How to complete this task: With no line left out, restate the data word for word.

Interface dataset entries:
........

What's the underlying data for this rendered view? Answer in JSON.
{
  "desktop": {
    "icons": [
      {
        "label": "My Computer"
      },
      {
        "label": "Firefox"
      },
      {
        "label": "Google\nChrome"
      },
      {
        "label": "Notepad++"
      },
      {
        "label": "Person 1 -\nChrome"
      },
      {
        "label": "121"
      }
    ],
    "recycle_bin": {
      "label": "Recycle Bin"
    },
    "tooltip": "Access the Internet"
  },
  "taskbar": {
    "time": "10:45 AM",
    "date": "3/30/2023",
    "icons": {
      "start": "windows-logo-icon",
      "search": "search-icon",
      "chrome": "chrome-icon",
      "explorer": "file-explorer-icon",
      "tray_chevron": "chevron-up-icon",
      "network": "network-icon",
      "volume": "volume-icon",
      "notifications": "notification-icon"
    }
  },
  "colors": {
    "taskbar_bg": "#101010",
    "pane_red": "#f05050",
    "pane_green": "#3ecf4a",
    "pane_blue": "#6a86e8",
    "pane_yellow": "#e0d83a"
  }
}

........

Answer to this exercise:
What's the underlying data for this rendered view? Answer in JSON.
{
  "desktop": {
    "icons": [
      {
        "label": "My Computer"
      },
      {
        "label": "Firefox"
      },
      {
        "label": "Google\nChrome"
      },
      {
        "label": "Notepad++"
      },
      {
        "label": "Person 1 -\nChrome"
      },
      {
        "label": "121"
      }
    ],
    "recycle_bin": {
      "label": "Recycle Bin"
    },
    "tooltip": "Access the Internet"
  },
  "taskbar": {
    "time": "10:45 AM",
    "date": "3/30/2023",
    "icons": {
      "start": "windows-logo-icon",
      "search": "search-icon",
      "chrome": "chrome-icon",
      "explorer": "file-explorer-icon",
      "tray_chevron": "chevron-up-icon",
      "network": "network-icon",
      "volume": "volume-icon",
      "notifications": "notification-icon"
    }
  },
  "colors": {
    "taskbar_bg": "#101010",
    "pane_red": "#f05050",
    "pane_green": "#3ecf4a",
    "pane_blue": "#6a86e8",
    "pane_yellow": "#e0d83a"
  }
}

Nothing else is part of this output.